BeefItsWhatsForDinner.com is the one-stop resource for tips and recipes that will help you make the most of your time at the grill.
Hoisin Beef Kabobs with Pineapple Salsa
- 1-1/4 pounds boneless beef top sirloin steak, cut 1 inch thick
- 1/3 cup ketchup
- 2 tablespoons hoisin sauce
- 1/2 teaspoon black pepper
- 1 cup diced fresh pineapple
- 1/2 cup diced red bell pepper
- 1/2 cup diced cucumber
- 2 teaspoons rice vinegar
- Combine Pineapple Salsa ingredients in small bowl; set aside. Combine ketchup and hoisin sauce in another small bowl; set aside.
- Cut beef steak into 1 inch pieces. Thread beef pieces evenly onto four 10 to 12 inch metal skewers. Season kabobs evenly with pepper.
- Place kabobs on grid over medium, ash-covered coals. Brush beef generously with some of reserved sauce mixture. Grill kabobs, covered, 6 to 8 minutes (over medium heat on preheated gas grill, covered, 7 to 9 minutes) for medium rare (145°F) to medium (160°F) doneness, turning occasionally and brushing with remaining sauce mixture. Season beef with salt, as desired. Serve kabobs topped with Pineapple Salsa.
25 to 30 minutes
SOURCE: The Beef Checkoff
Sun-Dried Tomato Salad Dressing
- 3/4 cup sun-dried tomatoes, drained or rehydrate if dry
- 2/3 cup olive oil
- 1/4 cup fresh basil, chopped
- 2 tablespoons capers
- 3 cloves garlic
- 3 tablespoons Kikkoman Rice Vinegar
- 1/4 cup Kikkoman Thai Style Chili Sauce
- 4 cups rotini pasta, cooked
- 1/2 cup cucumber, peeled and seeded
- 1 cup cherry tomatoes
- 1 cup green bell pepper strips
- 1 4-ounce package feta cheese, crumbled

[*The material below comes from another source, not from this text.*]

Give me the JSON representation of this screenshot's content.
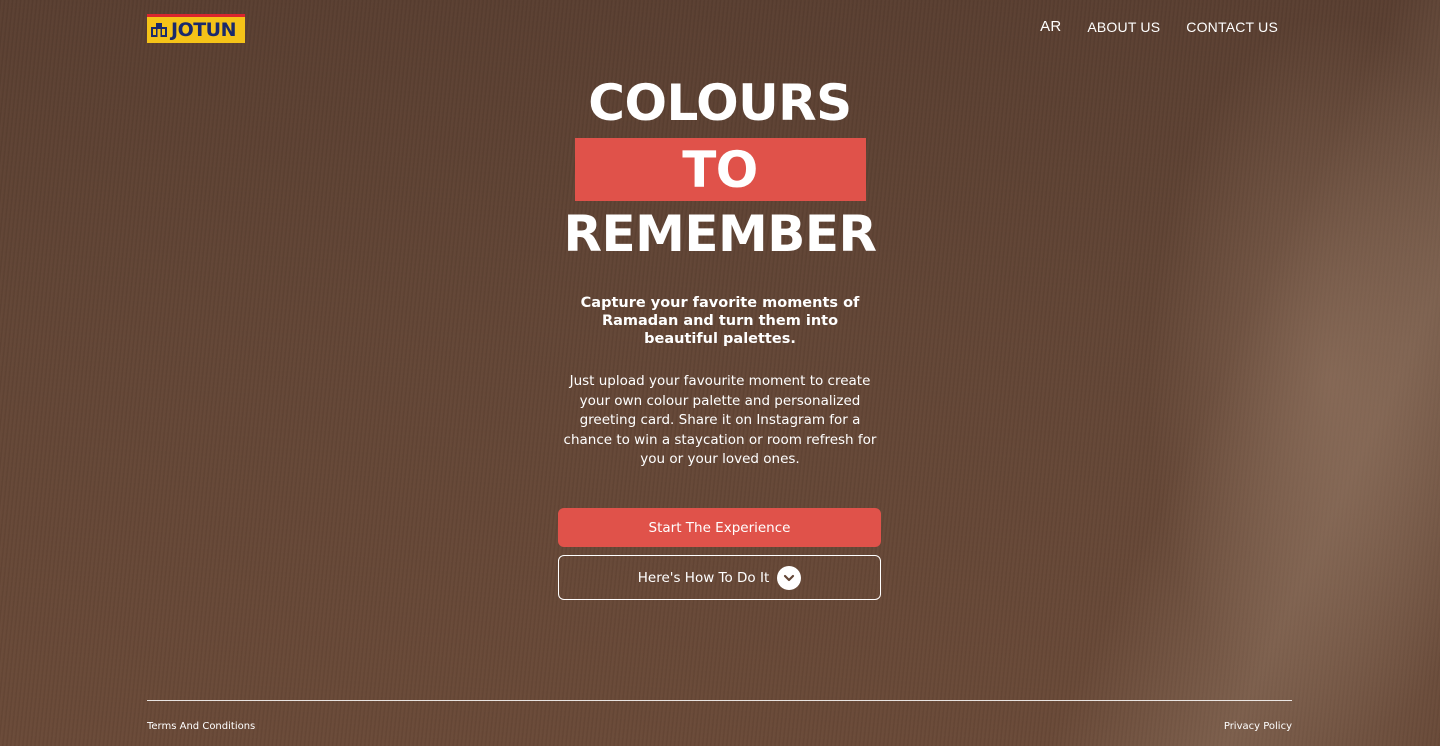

- 1 3.8-ounce can black olives, sliced and drained
- 3/4 cup chopped green onions
- 1/2 tablespoon chopped dill weed
- For dressing, whisk together sun-dried tomatoes, olive oil, basil, capers, garlic and rice vinegar. Set aside.

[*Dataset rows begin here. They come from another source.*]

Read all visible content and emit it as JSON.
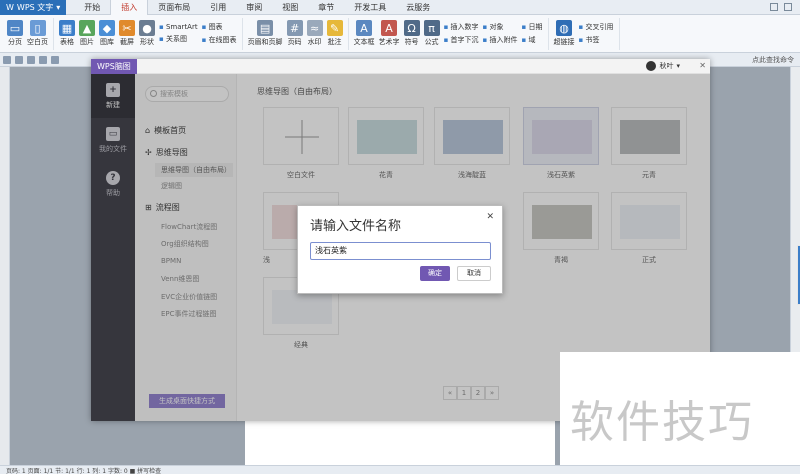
{
  "app": {
    "title": "WPS 文字"
  },
  "ribbon_tabs": [
    "开始",
    "插入",
    "页面布局",
    "引用",
    "审阅",
    "视图",
    "章节",
    "开发工具",
    "云服务"
  ],
  "active_tab": "插入",
  "ribbon": {
    "page_break": "分页",
    "blank_page": "空白页",
    "table": "表格",
    "picture": "图片",
    "gallery": "图库",
    "screenshot": "截屏",
    "shape": "形状",
    "smartart": "SmartArt",
    "relation": "关系图",
    "chart": "图表",
    "online_chart": "在线图表",
    "header_footer": "页眉和页脚",
    "page_number": "页码",
    "watermark": "水印",
    "comment": "批注",
    "textbox": "文本框",
    "wordart": "艺术字",
    "symbol": "符号",
    "formula": "公式",
    "insert_number": "插入数字",
    "object": "对象",
    "date": "日期",
    "first_letter": "首字下沉",
    "attachment": "插入附件",
    "field": "域",
    "hyperlink": "超链接",
    "cross_ref": "交叉引用",
    "bookmark": "书签"
  },
  "user": {
    "name": "秋叶"
  },
  "quickbar": {
    "search_label": "点此查找命令"
  },
  "statusbar": {
    "text": "页码: 1  页面: 1/1  节: 1/1  行: 1  列: 1  字数: 0  ■ 拼写检查"
  },
  "mindmap_window": {
    "badge": "WPS脑图",
    "user": "秋叶",
    "nav": [
      {
        "label": "新建",
        "icon": "new-file-icon"
      },
      {
        "label": "我的文件",
        "icon": "folder-icon"
      },
      {
        "label": "帮助",
        "icon": "help-icon"
      }
    ],
    "search_placeholder": "搜索模板",
    "sections": {
      "home": "模板首页",
      "mindmap": "思维导图",
      "mindmap_free": "思维导图（自由布局）",
      "logic": "逻辑图",
      "flow": "流程图",
      "flowchart": "FlowChart流程图",
      "org": "Org组织结构图",
      "bpmn": "BPMN",
      "venn": "Venn维恩图",
      "evc": "EVC企业价值链图",
      "epc": "EPC事件过程链图"
    },
    "gen_shortcut": "生成桌面快捷方式",
    "content_title": "思维导图（自由布局）",
    "templates_row1": [
      "空白文件",
      "花青",
      "浅海靛蓝",
      "浅石英紫",
      "元青"
    ],
    "templates_row2": [
      "浅",
      "",
      "",
      "青褐",
      "正式"
    ],
    "templates_row3": [
      "经典"
    ],
    "pager": [
      "«",
      "1",
      "2",
      "»"
    ]
  },
  "dialog": {
    "title": "请输入文件名称",
    "input_value": "浅石英紫",
    "ok": "确定",
    "cancel": "取消"
  },
  "watermark_text": "软件技巧"
}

- For salad, whisk together 1 cup salad dressing and chili sauce, set aside. In large bowl, combine pasta and remaining ingredients, tossing to combine. Serve with salad dressing.